Carl Thompson, Ph.D.
Basic Sciences Building - Room 647
Graduate training in Physiology aims at providing students with an understanding of the structure and function of the cells and organ systems of the body and the means by which these functions are regulated. Emphasis is placed on the acquisition of a sound basic training in general physiology through individually planned programs of course work, tutorials, seminars and supervised research. Instruction leading to the degree of Doctor of Philosophy is available in the following specialized areas: cellular neurophysiology, regulation of sleep and wakefulness, neural, endocrine and local control of the circulation and microcirculation, cardiac dynamics, cardiac metabolism, cardiac hypertrophy and failure, endocrinology, neuroendocrinology, renal physiology, oxygen metabolism, and the physiology of biological membranes.
Graduates with a degree in physiology can pursue careers in research, teaching or management in academia, the pharmaceutical and biotechnology industries, private research institutions, government science or regulatory agencies, or medicine and health care.

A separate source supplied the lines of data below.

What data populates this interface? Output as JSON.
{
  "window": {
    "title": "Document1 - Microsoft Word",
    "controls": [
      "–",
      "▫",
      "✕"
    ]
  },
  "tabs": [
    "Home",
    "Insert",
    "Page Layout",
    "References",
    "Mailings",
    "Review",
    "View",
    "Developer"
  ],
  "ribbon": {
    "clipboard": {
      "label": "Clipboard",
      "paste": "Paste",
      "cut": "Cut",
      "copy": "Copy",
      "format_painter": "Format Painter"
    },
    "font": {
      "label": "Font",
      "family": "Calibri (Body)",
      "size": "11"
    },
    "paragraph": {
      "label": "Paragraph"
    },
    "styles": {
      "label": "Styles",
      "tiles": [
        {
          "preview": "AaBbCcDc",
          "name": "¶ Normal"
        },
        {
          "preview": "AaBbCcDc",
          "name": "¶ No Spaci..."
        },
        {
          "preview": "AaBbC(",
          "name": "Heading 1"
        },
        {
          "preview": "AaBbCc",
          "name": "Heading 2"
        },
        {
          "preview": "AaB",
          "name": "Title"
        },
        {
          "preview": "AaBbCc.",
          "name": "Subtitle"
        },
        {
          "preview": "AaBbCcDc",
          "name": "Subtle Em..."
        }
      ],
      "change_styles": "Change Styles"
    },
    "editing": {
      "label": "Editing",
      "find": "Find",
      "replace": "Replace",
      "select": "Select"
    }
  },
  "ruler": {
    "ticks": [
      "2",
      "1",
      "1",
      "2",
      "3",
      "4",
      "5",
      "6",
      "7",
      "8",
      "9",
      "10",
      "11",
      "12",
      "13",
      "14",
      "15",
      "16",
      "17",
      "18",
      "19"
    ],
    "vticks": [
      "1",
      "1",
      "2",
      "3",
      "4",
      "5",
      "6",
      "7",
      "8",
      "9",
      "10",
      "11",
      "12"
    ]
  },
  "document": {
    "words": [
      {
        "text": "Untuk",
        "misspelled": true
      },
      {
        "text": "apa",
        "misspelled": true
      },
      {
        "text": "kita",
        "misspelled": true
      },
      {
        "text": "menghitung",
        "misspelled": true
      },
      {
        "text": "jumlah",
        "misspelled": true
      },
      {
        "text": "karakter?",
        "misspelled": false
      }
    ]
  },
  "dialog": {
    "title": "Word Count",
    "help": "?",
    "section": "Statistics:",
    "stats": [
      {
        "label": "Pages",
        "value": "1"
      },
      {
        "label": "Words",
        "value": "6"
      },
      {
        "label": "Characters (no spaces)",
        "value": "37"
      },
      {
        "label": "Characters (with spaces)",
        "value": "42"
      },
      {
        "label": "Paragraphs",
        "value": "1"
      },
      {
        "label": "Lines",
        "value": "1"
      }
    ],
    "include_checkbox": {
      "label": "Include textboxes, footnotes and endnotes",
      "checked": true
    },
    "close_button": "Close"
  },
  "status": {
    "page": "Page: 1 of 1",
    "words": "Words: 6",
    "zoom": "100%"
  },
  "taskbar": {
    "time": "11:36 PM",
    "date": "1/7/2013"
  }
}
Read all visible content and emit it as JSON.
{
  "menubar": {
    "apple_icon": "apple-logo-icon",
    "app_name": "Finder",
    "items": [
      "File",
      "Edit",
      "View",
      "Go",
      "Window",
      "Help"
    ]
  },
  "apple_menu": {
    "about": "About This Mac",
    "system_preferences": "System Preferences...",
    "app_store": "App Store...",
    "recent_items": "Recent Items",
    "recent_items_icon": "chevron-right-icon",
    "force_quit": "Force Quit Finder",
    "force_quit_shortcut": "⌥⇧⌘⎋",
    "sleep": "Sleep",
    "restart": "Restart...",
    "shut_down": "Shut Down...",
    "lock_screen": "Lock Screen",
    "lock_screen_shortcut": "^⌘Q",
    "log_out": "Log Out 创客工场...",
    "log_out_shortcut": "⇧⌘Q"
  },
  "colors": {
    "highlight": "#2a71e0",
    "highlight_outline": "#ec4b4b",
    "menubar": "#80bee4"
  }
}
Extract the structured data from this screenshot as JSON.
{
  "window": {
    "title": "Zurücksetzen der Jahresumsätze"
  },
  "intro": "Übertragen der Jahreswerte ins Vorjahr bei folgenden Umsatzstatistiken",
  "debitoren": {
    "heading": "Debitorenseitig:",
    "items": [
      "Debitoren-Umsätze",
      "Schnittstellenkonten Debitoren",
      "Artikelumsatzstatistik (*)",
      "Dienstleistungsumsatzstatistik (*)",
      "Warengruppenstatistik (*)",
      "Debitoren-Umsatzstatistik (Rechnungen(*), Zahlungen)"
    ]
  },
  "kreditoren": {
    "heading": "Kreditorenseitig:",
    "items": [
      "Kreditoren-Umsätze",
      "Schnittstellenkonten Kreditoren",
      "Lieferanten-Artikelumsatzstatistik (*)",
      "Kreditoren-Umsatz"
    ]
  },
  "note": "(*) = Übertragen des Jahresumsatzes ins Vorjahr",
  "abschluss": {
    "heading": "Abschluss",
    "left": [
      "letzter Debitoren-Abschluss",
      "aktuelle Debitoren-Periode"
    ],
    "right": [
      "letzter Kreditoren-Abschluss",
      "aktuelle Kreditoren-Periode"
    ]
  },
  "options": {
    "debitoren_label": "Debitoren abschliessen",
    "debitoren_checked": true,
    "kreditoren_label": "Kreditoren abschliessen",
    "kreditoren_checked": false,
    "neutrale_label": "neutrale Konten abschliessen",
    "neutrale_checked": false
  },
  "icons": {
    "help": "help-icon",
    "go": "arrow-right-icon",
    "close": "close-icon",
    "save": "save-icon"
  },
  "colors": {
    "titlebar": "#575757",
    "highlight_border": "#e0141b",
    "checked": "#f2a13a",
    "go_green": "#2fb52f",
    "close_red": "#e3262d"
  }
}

Further information on admissions and degree requirements, course offerings and research interests are available upon request from the Graduate Program Director.